Family-based factors that protect children against adversities
April 30, 2019
New research from CSDA has identified family-based factors that are protective for children at risk of experiencing childhood adversities (specific experiences associated with poor outcomes later in life.)
The research funded by the Children and Families Research Fund (Ministry of Social Development) used data from the Growing Up in New Zealand longitudinal study to follow the experiences of 5,500 children until the age of four and a half. The authors are Rhema Vaithianathan, Tim Maloney, Sophie Joyce and Matthew Walsh from CSDA.
The quality of the mother-partner relationship and parental health and wellness were identified as protective factors that may allow some children to experience no adversities, despite being at heightened risk of experiencing multiple adversities.
“Finding these protective factors is some cause for optimism, because despite challenges at birth we now know there are protective family-based strengths that can be identified and nurtured to help children get a better start in life,” says Rhema Vaithianathan.
For this study, eight specific childhood adversities were identified in the data: emotional abuse of child, physical abuse of child, use of illegal street drugs by parent or partner, depression of parent or partner, separation or divorce of parent, intimate violence of parent or partner, parent or partner a problem drinker or alcoholic and incarceration of parent or partner. More than half the children studied had experienced at least one of these adversities by four and a half years old.
The researchers also found that children’s performance in school readiness tests at four-and-a-half years of age declined in direct correlation with the number of adversities they had experienced.
Researchers hope the findings of the study can help to inform the practices of frontline workers supporting vulnerable families, and future policy development.
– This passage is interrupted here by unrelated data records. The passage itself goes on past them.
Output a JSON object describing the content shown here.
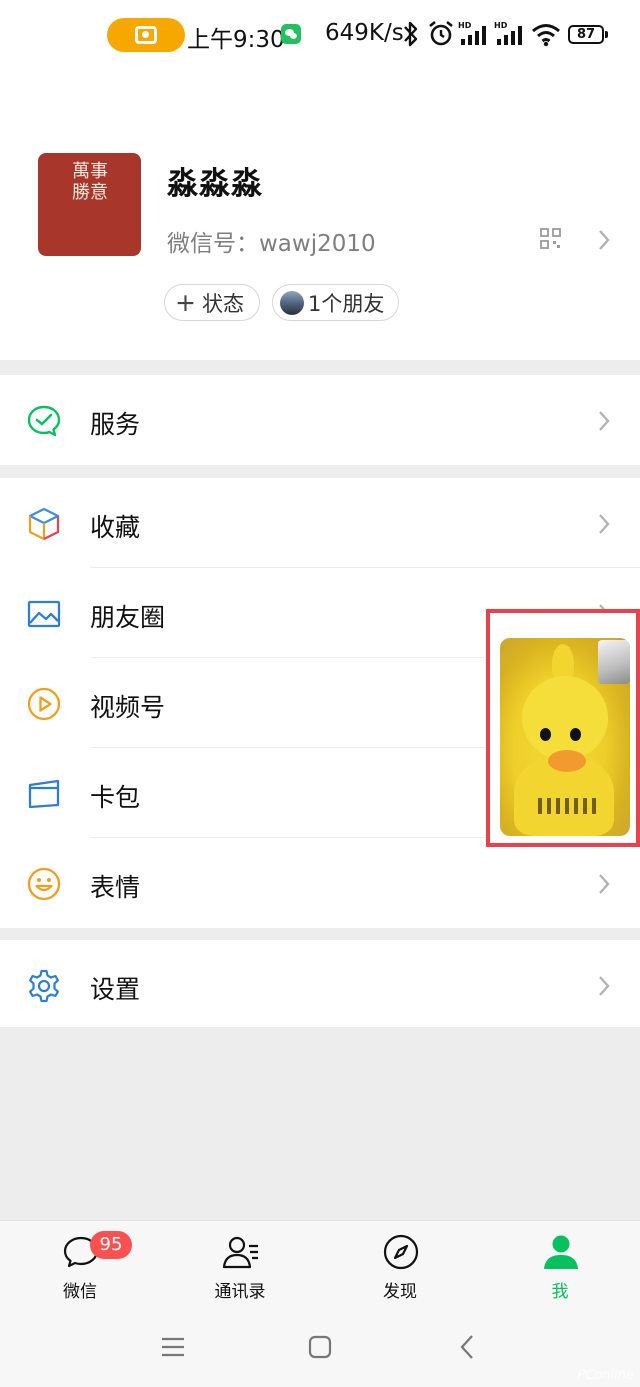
{
  "status_bar": {
    "time": "上午9:30",
    "network_speed": "649K/s",
    "battery": "87",
    "icons": [
      "camera-icon",
      "wechat-notification-icon",
      "bluetooth-icon",
      "alarm-icon",
      "hd-signal-icon",
      "hd-signal-icon",
      "wifi-icon",
      "battery-icon"
    ]
  },
  "profile": {
    "avatar_text": "萬事勝意",
    "nickname": "淼淼淼",
    "wechat_id": "微信号：wawj2010",
    "status_chip": "状态",
    "friends_chip": "1个朋友"
  },
  "menu": {
    "service": "服务",
    "favorites": "收藏",
    "moments": "朋友圈",
    "channels": "视频号",
    "cards": "卡包",
    "stickers": "表情",
    "settings": "设置"
  },
  "tabbar": {
    "chats": "微信",
    "chats_badge": "95",
    "contacts": "通讯录",
    "discover": "发现",
    "me": "我",
    "active": "me"
  },
  "colors": {
    "accent_green": "#07c160",
    "badge_red": "#fa5151",
    "highlight_border": "#e8434c",
    "camera_pill": "#f6a800"
  },
  "watermark": "PConline"
}
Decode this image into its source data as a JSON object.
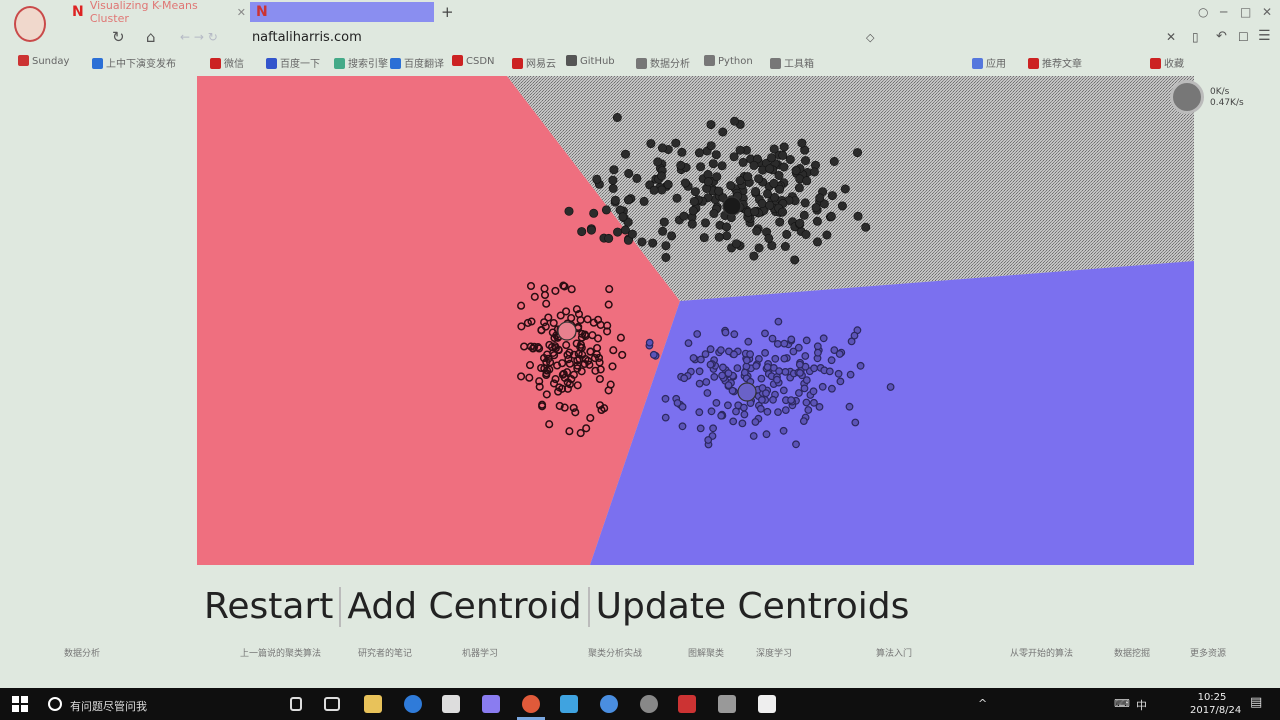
{
  "browser": {
    "tabs": [
      {
        "title": "Visualizing K-Means Cluster",
        "favicon": "N",
        "active": false
      },
      {
        "title": "",
        "favicon": "N",
        "active": true
      }
    ],
    "new_tab": "+",
    "address": "naftaliharris.com",
    "address_prefix": "← → ↻",
    "bookmarks": [
      {
        "label": "Sunday",
        "color": "#cc3333"
      },
      {
        "label": "上中下演变发布",
        "color": "#2b6fd6"
      },
      {
        "label": "微信",
        "color": "#c22"
      },
      {
        "label": "百度一下",
        "color": "#3355cc"
      },
      {
        "label": "搜索引擎",
        "color": "#4a8"
      },
      {
        "label": "百度翻译",
        "color": "#2b6fd6"
      },
      {
        "label": "CSDN",
        "color": "#c22"
      },
      {
        "label": "网易云",
        "color": "#c22"
      },
      {
        "label": "GitHub",
        "color": "#555"
      },
      {
        "label": "数据分析",
        "color": "#777"
      },
      {
        "label": "Python",
        "color": "#777"
      },
      {
        "label": "工具箱",
        "color": "#777"
      },
      {
        "label": "应用",
        "color": "#5577dd"
      },
      {
        "label": "推荐文章",
        "color": "#c22"
      },
      {
        "label": "收藏",
        "color": "#c22"
      }
    ]
  },
  "speed_widget": {
    "up": "0K/s",
    "down": "0.47K/s"
  },
  "controls": {
    "restart": "Restart",
    "add_centroid": "Add Centroid",
    "update_centroids": "Update Centroids"
  },
  "regions": {
    "red": "#ef6f7f",
    "gray": "#a8a8a8",
    "blue": "#7b70ef"
  },
  "bottom_links": [
    "数据分析",
    "上一篇说的聚类算法",
    "研究者的笔记",
    "机器学习",
    "聚类分析实战",
    "图解聚类",
    "深度学习",
    "算法入门",
    "从零开始的算法",
    "数据挖掘",
    "更多资源"
  ],
  "taskbar": {
    "search_placeholder": "有问题尽管问我",
    "time": "10:25",
    "date": "2017/8/24",
    "ime": "中"
  }
}
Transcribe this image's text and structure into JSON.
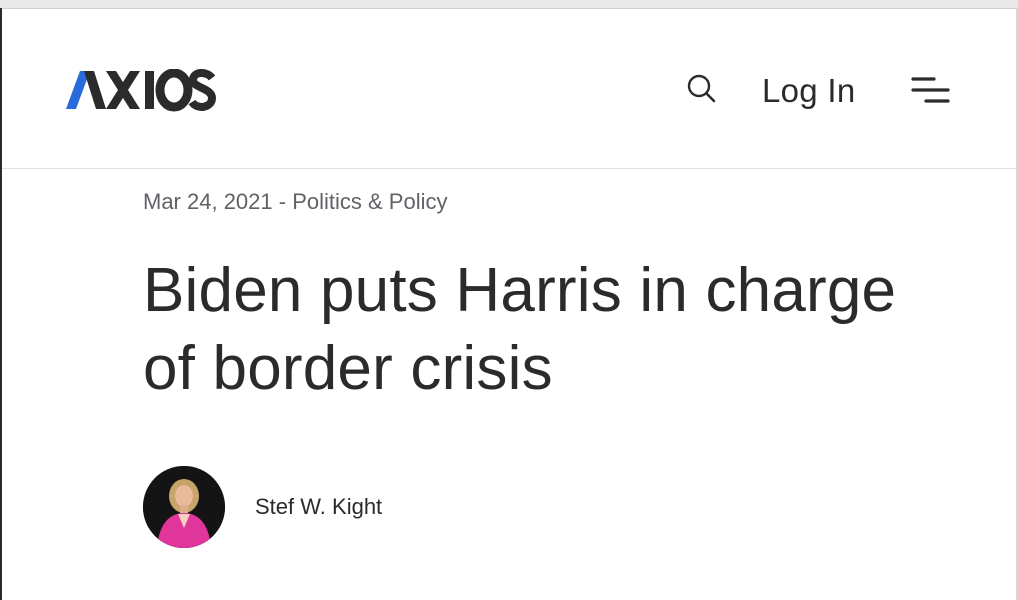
{
  "header": {
    "logo_text": "AXIOS",
    "login_label": "Log In",
    "search_icon": "search-icon",
    "menu_icon": "hamburger-menu-icon"
  },
  "article": {
    "date": "Mar 24, 2021",
    "separator": " - ",
    "category": "Politics & Policy",
    "headline": "Biden puts Harris in charge of border crisis",
    "author": "Stef W. Kight"
  },
  "colors": {
    "brand_blue": "#2a6bdc",
    "text_dark": "#2b2b2b",
    "meta_gray": "#5f6368",
    "avatar_pink": "#e0359b"
  }
}
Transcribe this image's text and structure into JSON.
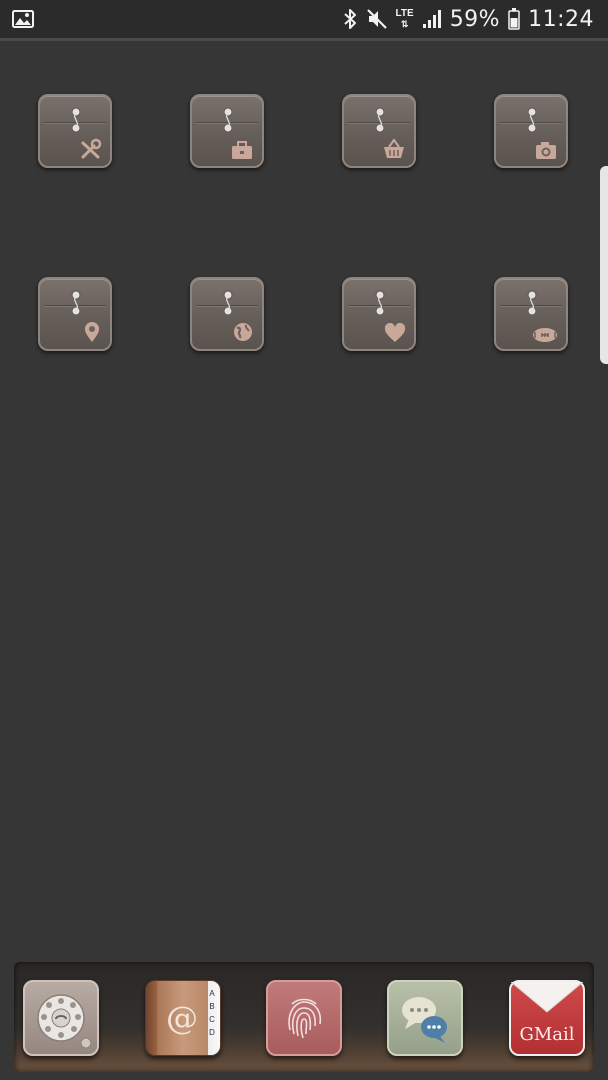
{
  "status_bar": {
    "notification_icon": "image-icon",
    "icons": [
      "bluetooth-icon",
      "mute-icon",
      "lte-icon",
      "signal-icon"
    ],
    "network_label": "LTE",
    "battery_percent": "59%",
    "battery_icon": "battery-icon",
    "time": "11:24"
  },
  "folders": [
    {
      "icon": "tools-icon"
    },
    {
      "icon": "briefcase-icon"
    },
    {
      "icon": "basket-icon"
    },
    {
      "icon": "camera-icon"
    },
    {
      "icon": "location-pin-icon"
    },
    {
      "icon": "globe-icon"
    },
    {
      "icon": "heart-icon"
    },
    {
      "icon": "football-icon"
    }
  ],
  "dock": {
    "apps": [
      {
        "icon": "rotary-phone-icon"
      },
      {
        "icon": "address-book-icon",
        "tabs": [
          "A",
          "B",
          "C",
          "D"
        ]
      },
      {
        "icon": "fingerprint-icon"
      },
      {
        "icon": "chat-bubbles-icon"
      },
      {
        "icon": "gmail-envelope-icon",
        "label": "GMail"
      }
    ]
  },
  "colors": {
    "background": "#363636",
    "folder": "#6b635e",
    "folder_glyph": "#c9a89a"
  }
}
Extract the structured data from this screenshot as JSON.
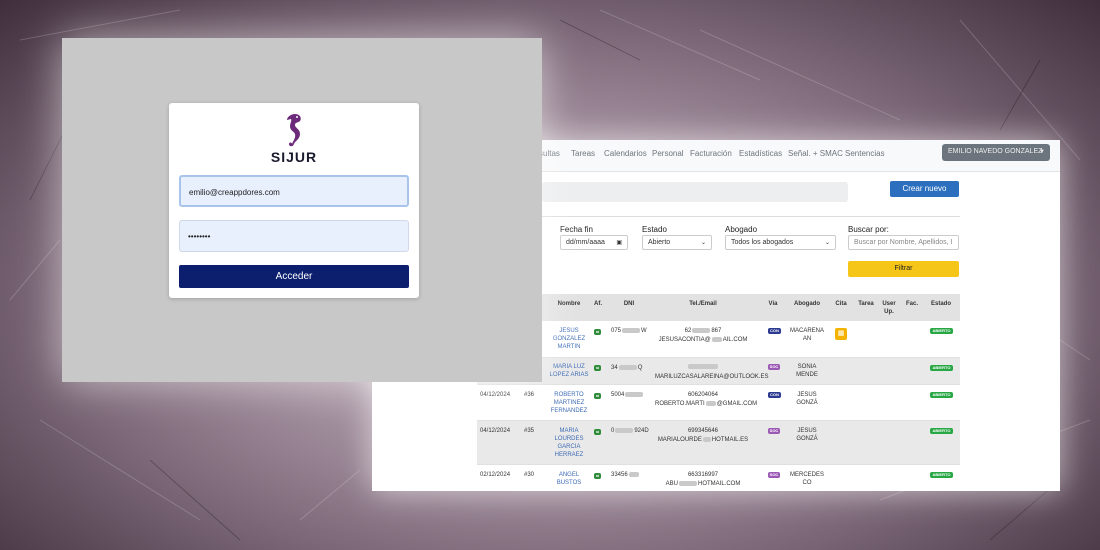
{
  "colors": {
    "login_button": "#0b1f6e",
    "primary": "#2c6fbe",
    "filter": "#f5c518",
    "estado_badge": "#28a745"
  },
  "login": {
    "brand": "SIJUR",
    "email_value": "emilio@creappdores.com",
    "password_value": "••••••••",
    "submit_label": "Acceder"
  },
  "nav": {
    "items": [
      "sultas",
      "Tareas",
      "Calendarios",
      "Personal",
      "Facturación",
      "Estadísticas",
      "Señal. + SMAC",
      "Sentencias"
    ],
    "user_label": "EMILIO NAVEDO GONZALEZ"
  },
  "toolbar": {
    "new_label": "Crear nuevo",
    "filter_label": "Filtrar"
  },
  "filters": {
    "fecha_fin_label": "Fecha fin",
    "fecha_fin_placeholder": "dd/mm/aaaa",
    "estado_label": "Estado",
    "estado_value": "Abierto",
    "abogado_label": "Abogado",
    "abogado_value": "Todos los abogados",
    "buscar_label": "Buscar por:",
    "buscar_placeholder": "Buscar por Nombre, Apellidos, I"
  },
  "table": {
    "headers": [
      "Nombre",
      "Af.",
      "DNI",
      "Tel./Email",
      "Vía",
      "Abogado",
      "Cita",
      "Tarea",
      "User Up.",
      "Fac.",
      "Estado"
    ],
    "rows": [
      {
        "fecha": "",
        "num": "",
        "nombre": "JESUS GONZALEZ MARTIN",
        "af": "sí",
        "dni": "075",
        "tel": "62",
        "tel2": "867",
        "email": "JESUSACONTIA@",
        "email2": "AIL.COM",
        "via": "CON",
        "abogado": "MACARENA AN",
        "cita": true,
        "estado": "ABIERTO"
      },
      {
        "fecha": "",
        "num": "",
        "nombre": "MARIA LUZ LOPEZ ARIAS",
        "af": "sí",
        "dni": "34",
        "dni2": "Q",
        "tel": "",
        "tel2": "",
        "email": "MARILUZCASALAREINA@OUTLOOK.ES",
        "email2": "",
        "via": "SOC",
        "abogado": "SONIA MENDE",
        "cita": false,
        "estado": "ABIERTO"
      },
      {
        "fecha": "04/12/2024",
        "num": "#36",
        "nombre": "ROBERTO MARTINEZ FERNANDEZ",
        "af": "sí",
        "dni": "5004",
        "tel": "606204064",
        "tel2": "",
        "email": "ROBERTO.MARTI",
        "email2": "@GMAIL.COM",
        "via": "CON",
        "abogado": "JESUS GONZÁ",
        "cita": false,
        "estado": "ABIERTO"
      },
      {
        "fecha": "04/12/2024",
        "num": "#35",
        "nombre": "MARIA LOURDES GARCIA HERRAEZ",
        "af": "sí",
        "dni": "0",
        "dni2": "924D",
        "tel": "699345646",
        "tel2": "",
        "email": "MARIALOURDE",
        "email2": "HOTMAIL.ES",
        "via": "SOC",
        "abogado": "JESUS GONZÁ",
        "cita": false,
        "estado": "ABIERTO"
      },
      {
        "fecha": "02/12/2024",
        "num": "#30",
        "nombre": "ANGEL BUSTOS",
        "af": "sí",
        "dni": "33456",
        "tel": "663316997",
        "tel2": "",
        "email": "ABU",
        "email2": "HOTMAIL.COM",
        "via": "SOC",
        "abogado": "MERCEDES CO",
        "cita": false,
        "estado": "ABIERTO"
      }
    ]
  }
}
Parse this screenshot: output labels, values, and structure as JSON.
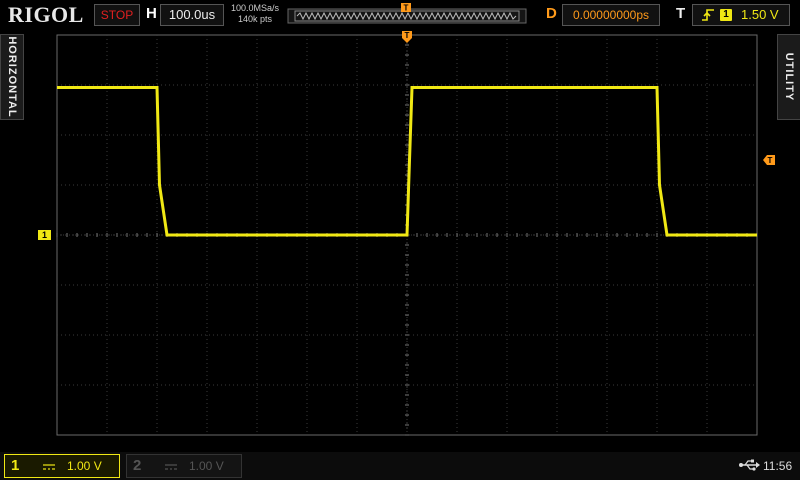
{
  "header": {
    "brand": "RIGOL",
    "run_state": "STOP",
    "horizontal_label": "H",
    "timebase": "100.0us",
    "sample_rate": "100.0MSa/s",
    "memory_depth": "140k pts",
    "delay_label": "D",
    "delay_value": "0.00000000ps",
    "trigger_label": "T",
    "trigger_source": "1",
    "trigger_level": "1.50 V"
  },
  "side_tabs": {
    "left": "HORIZONTAL",
    "right": "UTILITY"
  },
  "markers": {
    "ch1_ground": "1",
    "trigger_pos": "T",
    "trigger_level": "T"
  },
  "channels": [
    {
      "number": "1",
      "scale": "1.00 V",
      "active": true
    },
    {
      "number": "2",
      "scale": "1.00 V",
      "active": false
    }
  ],
  "status": {
    "time": "11:56"
  },
  "colors": {
    "ch1": "#f0e814",
    "trigger": "#ff9a1a",
    "stop": "#e02020",
    "grid": "#3a3a3a"
  },
  "chart_data": {
    "type": "line",
    "title": "",
    "xlabel": "",
    "ylabel": "",
    "grid": true,
    "x_divisions": 14,
    "y_divisions": 8,
    "xlim": [
      -700,
      700
    ],
    "ylim": [
      -4,
      4
    ],
    "series": [
      {
        "x": [
          -700,
          -500,
          -495,
          -480,
          0,
          5,
          10,
          500,
          505,
          520,
          700
        ],
        "y": [
          2.95,
          2.95,
          1.0,
          0.0,
          0.0,
          1.5,
          2.95,
          2.95,
          1.0,
          0.0,
          0.0
        ]
      }
    ]
  }
}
The findings of this research were published in two reports on the Ministry of Social Development website and in a peer reviewed paper on school readiness in the New Zealand Medical Journal (12 April 2019).